Crime Watch

| 28 Dec 2015 | 11:45


Paying DisrespectAn 86-year-old Columbus Avenue woman received a phone call from the Chase Bank debit card fraud department informing her of suspicious activities in the joint account she had shared with her recently deceased husband. Some withdrawals had apparently been made in Holland, from where family members had come following her husband’s death, though she had not given the bank any traveling notice, police said. Other withdrawals were also made in New York City. In all, 10 unauthorized withdrawals totalling $5,411 were made, police said The woman’s husband had died six days prior to the first illegal transaction. The woman had not realized the loss of the card until $2,100 was withdrawn in New York City and $2772.40 in Holland. Bank officials contacted her on Dec. 15.

Grinch PinchOne thief showed an alarming lack of holiday spirit. At 4:30 p.m. on Sunday, Dec. 20, a 28-year-old woman was selling Christmas trees in front of 2407 Broadway, when she returned to the tent where the money drawer was kept and discovered that an envelope containing $3,500 had been removed from a drawer in a nearby tent by an unknown perpetrator. The woman told police she been busy with sales and had no idea who took the envelope.

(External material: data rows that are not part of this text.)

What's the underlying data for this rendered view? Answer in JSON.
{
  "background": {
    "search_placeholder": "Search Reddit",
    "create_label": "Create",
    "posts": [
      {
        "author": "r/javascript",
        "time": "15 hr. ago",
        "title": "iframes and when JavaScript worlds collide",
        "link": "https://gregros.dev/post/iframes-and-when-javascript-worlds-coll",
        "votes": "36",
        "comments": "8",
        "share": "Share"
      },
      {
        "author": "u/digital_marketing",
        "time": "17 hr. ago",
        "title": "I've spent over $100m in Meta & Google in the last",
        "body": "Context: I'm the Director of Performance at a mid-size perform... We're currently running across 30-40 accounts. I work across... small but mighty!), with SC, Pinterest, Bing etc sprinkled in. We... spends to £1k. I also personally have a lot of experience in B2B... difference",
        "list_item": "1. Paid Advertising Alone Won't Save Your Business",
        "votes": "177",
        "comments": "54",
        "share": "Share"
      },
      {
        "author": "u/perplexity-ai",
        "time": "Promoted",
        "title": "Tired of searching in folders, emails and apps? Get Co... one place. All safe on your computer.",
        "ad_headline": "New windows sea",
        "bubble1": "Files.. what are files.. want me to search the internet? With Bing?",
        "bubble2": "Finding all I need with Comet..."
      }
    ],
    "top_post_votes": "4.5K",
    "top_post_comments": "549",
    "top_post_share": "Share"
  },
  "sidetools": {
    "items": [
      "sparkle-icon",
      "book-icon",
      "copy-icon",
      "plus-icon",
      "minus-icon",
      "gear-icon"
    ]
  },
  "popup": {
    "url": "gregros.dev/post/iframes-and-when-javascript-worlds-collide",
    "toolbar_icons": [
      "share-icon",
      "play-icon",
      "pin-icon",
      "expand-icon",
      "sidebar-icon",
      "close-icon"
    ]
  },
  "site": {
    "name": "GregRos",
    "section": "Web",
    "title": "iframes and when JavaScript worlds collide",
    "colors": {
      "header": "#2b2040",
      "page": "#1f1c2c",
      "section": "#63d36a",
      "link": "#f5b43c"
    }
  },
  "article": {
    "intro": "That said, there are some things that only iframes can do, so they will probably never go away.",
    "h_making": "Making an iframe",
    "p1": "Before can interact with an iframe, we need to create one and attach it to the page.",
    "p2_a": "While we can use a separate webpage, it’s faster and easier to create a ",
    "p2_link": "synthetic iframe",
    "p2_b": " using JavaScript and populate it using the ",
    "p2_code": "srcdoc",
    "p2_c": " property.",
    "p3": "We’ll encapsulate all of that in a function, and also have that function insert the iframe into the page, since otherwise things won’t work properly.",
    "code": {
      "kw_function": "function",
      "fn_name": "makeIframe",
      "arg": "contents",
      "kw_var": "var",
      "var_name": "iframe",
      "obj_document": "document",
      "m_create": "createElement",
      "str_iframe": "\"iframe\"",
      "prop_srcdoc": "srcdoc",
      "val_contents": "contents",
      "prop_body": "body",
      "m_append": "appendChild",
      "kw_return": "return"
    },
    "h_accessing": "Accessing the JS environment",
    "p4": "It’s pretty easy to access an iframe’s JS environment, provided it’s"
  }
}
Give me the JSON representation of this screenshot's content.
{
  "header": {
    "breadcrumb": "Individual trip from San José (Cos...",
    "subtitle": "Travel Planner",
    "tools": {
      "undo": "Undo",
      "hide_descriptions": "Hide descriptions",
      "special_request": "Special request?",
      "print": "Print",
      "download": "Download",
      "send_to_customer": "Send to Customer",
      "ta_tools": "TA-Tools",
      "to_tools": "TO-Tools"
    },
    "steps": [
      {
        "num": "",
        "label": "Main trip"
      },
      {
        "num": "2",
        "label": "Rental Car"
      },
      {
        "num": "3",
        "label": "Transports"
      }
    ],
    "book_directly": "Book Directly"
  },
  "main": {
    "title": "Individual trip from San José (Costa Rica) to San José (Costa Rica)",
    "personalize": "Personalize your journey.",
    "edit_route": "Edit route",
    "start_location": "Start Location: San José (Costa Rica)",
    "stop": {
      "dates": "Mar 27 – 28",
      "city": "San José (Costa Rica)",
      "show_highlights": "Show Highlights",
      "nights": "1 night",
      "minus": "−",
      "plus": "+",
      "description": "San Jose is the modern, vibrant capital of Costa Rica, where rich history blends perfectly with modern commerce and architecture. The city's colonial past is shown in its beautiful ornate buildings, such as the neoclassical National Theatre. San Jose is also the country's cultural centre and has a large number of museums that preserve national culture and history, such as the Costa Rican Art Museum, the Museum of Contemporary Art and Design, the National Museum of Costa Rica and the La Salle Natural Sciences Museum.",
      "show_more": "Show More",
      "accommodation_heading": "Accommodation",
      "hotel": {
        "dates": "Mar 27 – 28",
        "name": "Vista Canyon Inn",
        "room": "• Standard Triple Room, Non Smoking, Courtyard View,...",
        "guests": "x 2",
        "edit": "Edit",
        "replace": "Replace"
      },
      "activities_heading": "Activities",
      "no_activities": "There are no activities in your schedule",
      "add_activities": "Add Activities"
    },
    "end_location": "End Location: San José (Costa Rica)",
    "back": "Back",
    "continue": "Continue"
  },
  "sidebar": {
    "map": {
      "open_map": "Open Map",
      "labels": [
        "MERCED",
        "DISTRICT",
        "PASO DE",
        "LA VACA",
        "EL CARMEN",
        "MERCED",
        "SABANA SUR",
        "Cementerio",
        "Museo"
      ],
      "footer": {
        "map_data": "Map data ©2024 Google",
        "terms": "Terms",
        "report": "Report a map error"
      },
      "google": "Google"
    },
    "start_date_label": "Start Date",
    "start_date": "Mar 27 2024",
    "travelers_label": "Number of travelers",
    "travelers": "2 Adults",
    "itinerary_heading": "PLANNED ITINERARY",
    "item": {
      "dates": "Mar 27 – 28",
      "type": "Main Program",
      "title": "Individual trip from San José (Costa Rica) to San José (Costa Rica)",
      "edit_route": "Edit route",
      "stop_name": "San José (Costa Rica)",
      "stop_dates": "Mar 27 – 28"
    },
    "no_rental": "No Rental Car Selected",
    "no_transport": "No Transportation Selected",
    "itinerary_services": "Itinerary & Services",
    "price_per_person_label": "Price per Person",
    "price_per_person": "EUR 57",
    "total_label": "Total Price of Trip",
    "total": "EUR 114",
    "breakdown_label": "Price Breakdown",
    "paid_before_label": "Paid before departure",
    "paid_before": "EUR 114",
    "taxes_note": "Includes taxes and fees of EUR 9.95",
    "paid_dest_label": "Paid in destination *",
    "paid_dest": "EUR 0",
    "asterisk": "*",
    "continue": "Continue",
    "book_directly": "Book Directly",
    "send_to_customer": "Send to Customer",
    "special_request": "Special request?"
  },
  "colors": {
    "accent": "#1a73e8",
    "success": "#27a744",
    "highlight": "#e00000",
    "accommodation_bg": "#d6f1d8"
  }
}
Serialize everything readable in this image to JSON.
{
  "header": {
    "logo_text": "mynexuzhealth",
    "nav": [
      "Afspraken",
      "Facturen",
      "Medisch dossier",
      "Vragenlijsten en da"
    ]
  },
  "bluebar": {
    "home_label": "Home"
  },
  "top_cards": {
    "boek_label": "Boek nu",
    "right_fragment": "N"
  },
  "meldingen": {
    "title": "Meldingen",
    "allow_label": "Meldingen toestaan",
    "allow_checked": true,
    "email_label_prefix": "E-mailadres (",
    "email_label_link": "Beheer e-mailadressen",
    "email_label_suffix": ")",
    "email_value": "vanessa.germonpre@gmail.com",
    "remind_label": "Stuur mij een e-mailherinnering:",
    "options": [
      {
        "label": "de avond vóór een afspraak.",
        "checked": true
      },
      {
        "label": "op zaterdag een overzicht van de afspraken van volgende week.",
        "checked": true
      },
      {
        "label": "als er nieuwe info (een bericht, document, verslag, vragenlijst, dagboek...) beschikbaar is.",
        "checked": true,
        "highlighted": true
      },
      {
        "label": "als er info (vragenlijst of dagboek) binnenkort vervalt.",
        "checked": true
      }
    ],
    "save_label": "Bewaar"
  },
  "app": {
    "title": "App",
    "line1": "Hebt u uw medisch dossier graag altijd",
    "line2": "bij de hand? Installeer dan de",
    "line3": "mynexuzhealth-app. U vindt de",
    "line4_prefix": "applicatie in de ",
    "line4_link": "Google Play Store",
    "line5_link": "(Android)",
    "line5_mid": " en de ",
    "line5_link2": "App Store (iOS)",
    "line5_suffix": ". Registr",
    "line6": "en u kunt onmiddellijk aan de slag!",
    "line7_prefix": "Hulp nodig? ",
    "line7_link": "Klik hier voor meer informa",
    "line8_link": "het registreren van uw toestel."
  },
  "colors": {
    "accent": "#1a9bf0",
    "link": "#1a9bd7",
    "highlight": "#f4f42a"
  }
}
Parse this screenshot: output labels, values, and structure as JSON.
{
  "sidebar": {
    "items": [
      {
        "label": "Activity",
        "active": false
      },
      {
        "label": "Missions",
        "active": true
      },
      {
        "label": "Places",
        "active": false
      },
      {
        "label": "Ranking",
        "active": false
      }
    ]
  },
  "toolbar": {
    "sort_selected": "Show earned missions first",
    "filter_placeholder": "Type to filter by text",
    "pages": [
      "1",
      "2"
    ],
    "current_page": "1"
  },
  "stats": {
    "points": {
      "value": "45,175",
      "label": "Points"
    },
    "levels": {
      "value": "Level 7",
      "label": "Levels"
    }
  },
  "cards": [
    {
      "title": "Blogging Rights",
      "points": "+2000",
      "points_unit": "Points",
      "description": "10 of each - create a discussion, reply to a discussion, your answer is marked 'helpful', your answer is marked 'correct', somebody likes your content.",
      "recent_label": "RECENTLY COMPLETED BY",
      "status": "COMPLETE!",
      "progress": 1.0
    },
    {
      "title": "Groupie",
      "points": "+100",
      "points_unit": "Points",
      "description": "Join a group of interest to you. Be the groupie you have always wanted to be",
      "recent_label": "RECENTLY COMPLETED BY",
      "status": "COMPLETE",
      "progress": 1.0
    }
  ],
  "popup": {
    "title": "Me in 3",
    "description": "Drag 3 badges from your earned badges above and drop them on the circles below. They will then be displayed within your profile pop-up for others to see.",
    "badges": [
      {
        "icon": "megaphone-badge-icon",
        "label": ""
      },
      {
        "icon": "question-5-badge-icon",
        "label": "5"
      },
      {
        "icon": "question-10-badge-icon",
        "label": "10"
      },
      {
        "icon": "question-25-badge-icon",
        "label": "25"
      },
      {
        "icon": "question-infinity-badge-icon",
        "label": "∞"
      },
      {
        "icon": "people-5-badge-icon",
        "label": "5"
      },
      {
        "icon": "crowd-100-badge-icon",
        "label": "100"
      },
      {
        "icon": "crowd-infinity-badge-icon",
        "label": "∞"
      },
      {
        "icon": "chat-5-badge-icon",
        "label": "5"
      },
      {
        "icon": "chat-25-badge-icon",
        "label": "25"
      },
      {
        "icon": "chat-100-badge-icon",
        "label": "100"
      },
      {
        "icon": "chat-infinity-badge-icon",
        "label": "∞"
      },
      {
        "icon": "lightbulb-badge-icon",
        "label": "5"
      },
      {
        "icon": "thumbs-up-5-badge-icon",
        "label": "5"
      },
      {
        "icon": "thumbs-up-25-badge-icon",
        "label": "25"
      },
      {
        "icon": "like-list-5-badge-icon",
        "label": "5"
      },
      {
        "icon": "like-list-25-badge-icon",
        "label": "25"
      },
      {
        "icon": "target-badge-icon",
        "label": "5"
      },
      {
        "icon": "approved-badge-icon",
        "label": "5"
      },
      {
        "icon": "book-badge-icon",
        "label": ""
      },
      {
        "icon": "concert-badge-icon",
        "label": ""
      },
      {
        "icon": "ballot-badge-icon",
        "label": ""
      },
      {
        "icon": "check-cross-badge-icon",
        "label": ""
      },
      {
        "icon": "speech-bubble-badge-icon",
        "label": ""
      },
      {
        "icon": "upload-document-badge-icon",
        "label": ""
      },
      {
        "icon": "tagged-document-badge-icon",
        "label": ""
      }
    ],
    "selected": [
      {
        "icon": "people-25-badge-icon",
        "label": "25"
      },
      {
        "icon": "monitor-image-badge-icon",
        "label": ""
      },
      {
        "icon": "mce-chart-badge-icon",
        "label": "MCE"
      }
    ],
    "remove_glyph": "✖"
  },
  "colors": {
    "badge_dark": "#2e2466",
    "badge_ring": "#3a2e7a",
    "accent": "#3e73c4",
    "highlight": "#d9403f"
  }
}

Infernal RevenueYet another fraud was perpetrated under the name of the Internal Revenue Service. A 73-year-old woman living at West 108th Street received a phone call from someone claiming to be Jack Smith from the IRS on Dec. 11, police said. Jack Smith told the woman that she owed $95,000 to the service, but that she could settle her purported tax debt for $3,900 if she paid immediately. The perpetrator then instructed the woman to deposit the money in a specified Wells Fargo account and send an e-mail showing the proof of deposit, or he would send a man to her residence. He also said to her, “Don’t tell no one about this!” She had no further contact with the perpetrator after she made the deposit.

Joyless RidePolice shut down a young car thief. At 8:30 p.m. on Saturday, Dec. 12, a 61-year-old woman parked her car in front of 201 West 101st St. When she returned the following Monday morning, her 1999 Toyota Camry was missing. The woman told police that she had left the car locked with an extra key in the glovebox. There was no sign of broken glass at the parking spot. Surveillance video later showed the car inbound on the Third Avenue Bridge on that Monday evening, with an unknown driver behind the wheel. The vehicle was later recovered, and the suspect, Shemer Perez, age 19, was charged with grand larceny auto.

Mobile and VileOne ID thief was apparently an avid cell phone user. At 3 p.m. on Dec. 13, a 39-year-old woman living at on West 95th Street got a letter from Sunrise Credit Services regarding charges on an AT&T mobile account in the amount of $3,430. The woman said she had not opened the account and had no idea where the account had been opened. She also contacted the TransUnion credit bureau, which informed her of charges on an additional account opened at Sprint totaling $4,040. The woman said both accounts had been opened without her permission. The total amount charged came to $7,470.